Appareil Architecture transforms old Montreal factory into contemporary restaurant
Canadian studio Appareil Architecture has converted an ageing Montreal industrial facility into a modern restaurant featuring a fire pit and original details, such as exposed concrete columns and red brick (+ slideshow).
Called Hoogan & Beaufort, the restaurant – which serves continental cuisine – is located in a former manufacturing facility in the city's Rosemont borough.

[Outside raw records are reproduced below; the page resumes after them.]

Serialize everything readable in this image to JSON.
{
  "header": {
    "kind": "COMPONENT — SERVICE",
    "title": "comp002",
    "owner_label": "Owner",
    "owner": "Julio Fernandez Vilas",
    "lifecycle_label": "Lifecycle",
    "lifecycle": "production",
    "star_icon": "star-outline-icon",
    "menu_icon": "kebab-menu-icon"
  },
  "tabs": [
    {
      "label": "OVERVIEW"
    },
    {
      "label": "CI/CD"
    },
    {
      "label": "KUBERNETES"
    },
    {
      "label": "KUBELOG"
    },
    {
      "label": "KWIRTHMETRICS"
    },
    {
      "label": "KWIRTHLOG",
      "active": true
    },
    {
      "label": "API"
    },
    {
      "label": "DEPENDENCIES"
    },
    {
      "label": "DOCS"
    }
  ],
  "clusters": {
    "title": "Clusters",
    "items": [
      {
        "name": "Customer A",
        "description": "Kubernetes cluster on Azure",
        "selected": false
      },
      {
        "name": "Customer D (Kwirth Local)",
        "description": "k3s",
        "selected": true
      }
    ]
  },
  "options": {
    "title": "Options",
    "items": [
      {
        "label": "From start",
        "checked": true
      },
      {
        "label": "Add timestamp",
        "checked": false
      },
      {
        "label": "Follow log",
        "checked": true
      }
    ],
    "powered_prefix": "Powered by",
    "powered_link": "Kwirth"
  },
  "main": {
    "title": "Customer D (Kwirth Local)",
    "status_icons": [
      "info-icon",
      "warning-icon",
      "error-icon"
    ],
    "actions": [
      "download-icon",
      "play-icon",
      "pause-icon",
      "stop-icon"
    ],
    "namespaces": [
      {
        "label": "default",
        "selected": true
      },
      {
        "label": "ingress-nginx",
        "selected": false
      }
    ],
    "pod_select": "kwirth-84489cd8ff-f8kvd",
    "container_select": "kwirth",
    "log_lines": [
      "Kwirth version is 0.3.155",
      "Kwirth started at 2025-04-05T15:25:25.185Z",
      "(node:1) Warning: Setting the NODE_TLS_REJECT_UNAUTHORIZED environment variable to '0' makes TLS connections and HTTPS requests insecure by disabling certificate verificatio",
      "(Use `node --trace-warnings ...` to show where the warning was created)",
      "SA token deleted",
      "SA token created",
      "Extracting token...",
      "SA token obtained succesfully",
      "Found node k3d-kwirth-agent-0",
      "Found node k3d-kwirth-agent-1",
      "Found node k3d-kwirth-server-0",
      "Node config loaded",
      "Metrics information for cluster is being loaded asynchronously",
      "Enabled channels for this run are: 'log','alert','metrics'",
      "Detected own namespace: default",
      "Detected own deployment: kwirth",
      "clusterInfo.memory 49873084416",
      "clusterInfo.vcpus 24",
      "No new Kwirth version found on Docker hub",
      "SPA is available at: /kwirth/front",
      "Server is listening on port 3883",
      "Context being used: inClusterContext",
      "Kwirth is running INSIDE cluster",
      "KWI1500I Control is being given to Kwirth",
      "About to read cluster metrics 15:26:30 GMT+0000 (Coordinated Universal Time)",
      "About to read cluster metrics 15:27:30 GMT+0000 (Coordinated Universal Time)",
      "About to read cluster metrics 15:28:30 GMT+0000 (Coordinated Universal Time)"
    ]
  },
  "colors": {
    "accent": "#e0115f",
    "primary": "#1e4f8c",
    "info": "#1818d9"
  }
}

The factory was used to build rail cars from the early 1900s to 1992.
The owners, chef Marc-André Jetté and sommelier William Saulnier, wanted a space that embodied both modernity and tradition.
"The mandate was to create a modern 70-seat restaurant with an intimate and comfortable atmosphere, while paying homage to the building's past," said Appareil Architecture, a young Montreal studio that takes inspiration from Nordic design.
Encompassing 2,700 square feet (251 square metres), the restaurant features 28-foot-high (8.5-metre) ceilings and preserved industrial elements, such as exposed concrete columns and red brick walls.
"Raw materials such as steel, wood and concrete were selected to complement the spirit of the place," said the architects. "The style is simple, but warm."
The architect worked with artisans to create bespoke decor, including wood-backed bar stools and dining chairs with blue leather upholstery. The countertop is made of maple, while the hanging lamps are metal.
"The lights were found in an industrial lot," said Kim Pariseau, who founded Appareil Architecture. "We bought them, repainted them and changed the light inside."
Throughout the space, the colour palette consists of black, grey and soft white.
In order to foster a lively atmosphere, the architect placed an open kitchen at the centre of the room, where food is prepared on a custom-built fire pit. Guests can have a cocktail around a large bar that encircles the chef's workspace.
"We wanted to recreate the festive atmosphere that is found around a bonfire," said Pariseau.
On the perimeter of the restaurants, the studio created a more intimate experience by placing tables along large windows, away from the centre of activity.
On one side of the eatery, a shelving unit is filled with bottles of wine and small firewood logs.
"We aimed to have a stylish but unpretentious space where people would want to linger, feel at home and enjoy the chef's universe," explained Pariseau.
Other new eateries around the globe include a restaurant and cocktail bar by Space Copenhagen that pairs deep blue velvet seating with mirrored accessories, and a London restaurant by Tom Dixon that features a pink concrete bar, green leather booths and a cabinet of curiosities.
Photography is by Alison Slattery.
Client: Hoogan & Beaufort (Marc-André Jetté and William Saulnier)
Architecture: Appareil Architecture, Kim Pariseau
Designer: Alexandre Baldwin